Stopped by the library this afternoon, and this vanity caught my eye when we passed by a yard sale on the way out. We ended up getting it, along with a matching four drawer bureau. (Not pictured, as it's in the garage awaiting stripping and re-finishing. The vanity will have the same future, but I had immediate need for it inside.)
Underneath that horrible paint, they're nice, solid cherry pieces from the mid-20th century.
No, not that. That strange, shiny, floor-like material underneath the rug.
Gee, I don't know. I've never seen a 'floor' before . . .
. . . and it's not nearly as interesting as my rug.
Ah, well. Emory might not be excited, but I am! The Dread House kitchen - one of the dreadest rooms of all - has a floor, albeit a temporary one.
M is very fiscally responsible and likes to do things on a cash-only basis as much as possible, so the permanent hardwood floors (along with a new heating system that has to be put in at the same time) are still on some distant horizon. And I just couldn't take it anymore: that dark, stained concrete that mocked all attempts to clean it, that rough, snaggy surface that assaulted the eyes as much as it assaulted bare feet, and worst of all, that mysterious black stain that extended four feet across the kitchen floor. So I decided I had to do something that would make it livable for me, a very visual person, until that someday comes. The answer: those oft-decried peel and stick tiles.
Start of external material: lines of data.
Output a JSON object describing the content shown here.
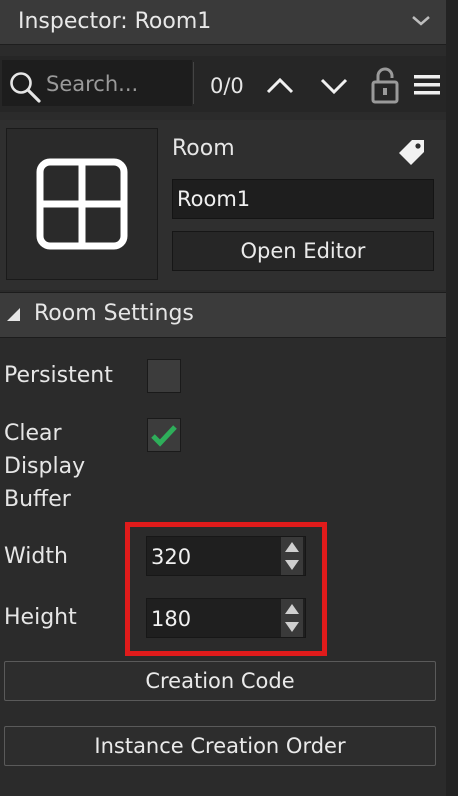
{
  "window": {
    "title": "Inspector: Room1"
  },
  "search": {
    "placeholder": "Search...",
    "match_count": "0/0"
  },
  "asset": {
    "type_label": "Room",
    "name_value": "Room1",
    "open_editor_label": "Open Editor"
  },
  "section": {
    "title": "Room Settings"
  },
  "properties": {
    "persistent": {
      "label": "Persistent",
      "checked": false
    },
    "clear_display_buffer": {
      "label": "Clear Display Buffer",
      "label_lines": [
        "Clear",
        "Display",
        "Buffer"
      ],
      "checked": true
    },
    "width": {
      "label": "Width",
      "value": "320"
    },
    "height": {
      "label": "Height",
      "value": "180"
    }
  },
  "buttons": {
    "creation_code": "Creation Code",
    "instance_creation_order": "Instance Creation Order"
  },
  "colors": {
    "background": "#2b2b2b",
    "highlight": "#e01b1b",
    "check": "#2eae5a"
  },
  "icons": [
    "chevron-down-icon",
    "search-icon",
    "chevron-up-icon",
    "chevron-down-icon",
    "unlock-icon",
    "hamburger-menu-icon",
    "room-grid-icon",
    "tag-icon",
    "triangle-expanded-icon",
    "checkmark-icon",
    "spinner-icon"
  ]
}
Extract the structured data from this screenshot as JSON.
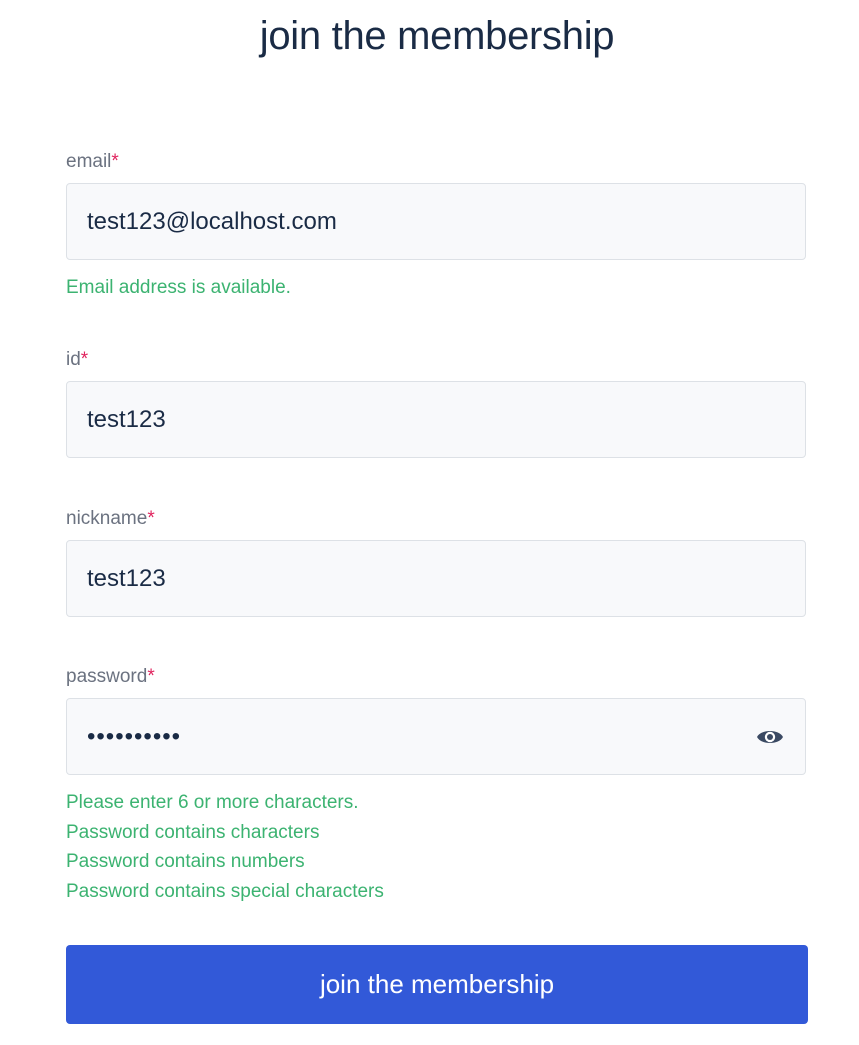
{
  "page": {
    "title": "join the membership"
  },
  "form": {
    "required_mark": "*",
    "email": {
      "label": "email",
      "value": "test123@localhost.com",
      "message": "Email address is available."
    },
    "id": {
      "label": "id",
      "value": "test123"
    },
    "nickname": {
      "label": "nickname",
      "value": "test123"
    },
    "password": {
      "label": "password",
      "value": "abcdef1234",
      "toggle_icon": "eye-icon",
      "messages": [
        "Please enter 6 or more characters.",
        "Password contains characters",
        "Password contains numbers",
        "Password contains special characters"
      ]
    },
    "submit_label": "join the membership"
  },
  "colors": {
    "accent": "#3259d8",
    "success": "#3cb371",
    "required": "#e0245e",
    "title": "#1a2b45"
  }
}
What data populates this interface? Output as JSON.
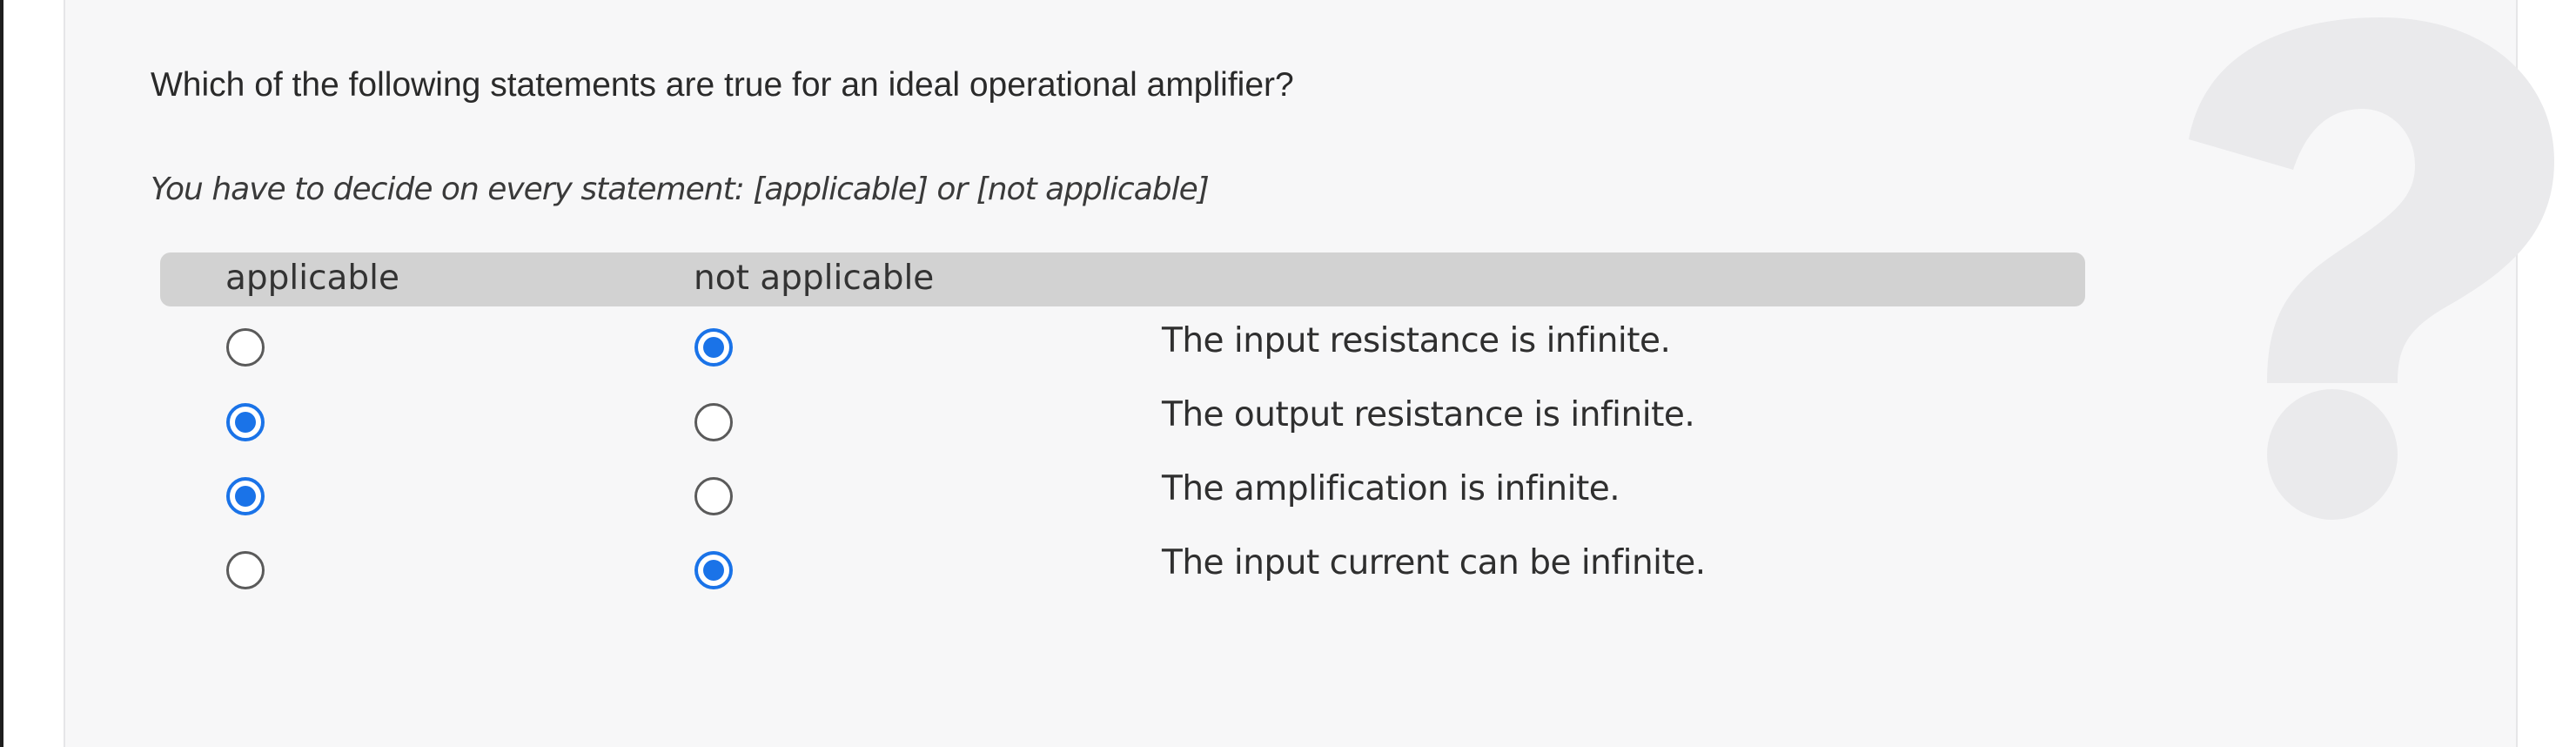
{
  "question": {
    "text": "Which of the following statements are true for an ideal operational amplifier?",
    "instruction": "You have to decide on every statement: [applicable] or [not applicable]"
  },
  "table": {
    "headers": [
      "applicable",
      "not applicable"
    ],
    "rows": [
      {
        "statement": "The input resistance is infinite.",
        "selected": "not applicable"
      },
      {
        "statement": "The output resistance is infinite.",
        "selected": "applicable"
      },
      {
        "statement": "The amplification is infinite.",
        "selected": "applicable"
      },
      {
        "statement": "The input current can be infinite.",
        "selected": "not applicable"
      }
    ]
  },
  "decoration": {
    "icon": "question-mark-icon",
    "color": "#eaeaec"
  },
  "colors": {
    "accent": "#1a73e8",
    "header_bar": "#d2d2d2"
  }
}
Yes, I've replaced the black stain on the floor with a black stain on my soul. But the kitchen, at least, is now a bright, pleasant place to be.
(Apologies if the contrast/brightness is off in the pictures. My laptop died and the desktop monitor has serious display issues.)
Well, we haven't posted in a while but not for lack of incidents. Mostly it's because my day job has taken all my time and energy so the only things going on have been the things going wrong.
We've had plumbing that wouldn't drain - even after running the auger through it, and feeding it digestive microbes for a week; the oven went into overdrive, wherein the only way to stop it on it's quest to reach the surface temperature of the sun was cutting the power at the breaker.
I'm in the process of working out what to plant this year, after last year's experiments. The ollas worked well for the small areas they covered, so I'll probably be getting many more of those as I convert the patches of grass to garden.
It's been very cold this winter, so thankfully we got the first phase of the attic insulation in before the cold arrived. We still have about two thirds of the attic to cover, but while the cotton insulation is so much easier to work with than the fiberglass, it's also more expensive, so that's going to have to be done in stages.
Here we have the original insulation, as it extends under the attic "floor" (the boards around the trapdoor), I think it is as old as the house... ... that's actually one of the deeper areas. We're supposed to have R38 in this area - I'm not sure what thin, dirty fiberglass-and-mouse-dropping, insulation counts as, but that's not it.
The insulation arrives... ... there were nine of these blocks, each containing eight pieces. The trapdoor was big enough to carry two up at a time. It took a while to get them all up into the attic. There's some irony in the recycled denim, ecofriendly insulation coming in non-recyclable plastic wraps.
Several hours of lifting later, we have a pile in the attic.
Installing the new insulation wasn't bad. Removing the dirty old stuff first was a lot less fun. Almost to the point where I was seriously considering paying someone else to do it.
Those three little strips were two hours of hot, unpleasant work, in a face mask and long sleeves to keep the fiberglass dust out. Next time I do it while it's grey and cold out - the attic gets warm even in late autumn if there's any sun.
The ongoing saga of our first house, a 1950s brick ranch referred to affectionately (hah) herein as The Dread House. We still battle the ghosts of the PO daily, but we have by now mostly banished The Stench save for those occasions that the concrete gets damp. Someday we will have floors.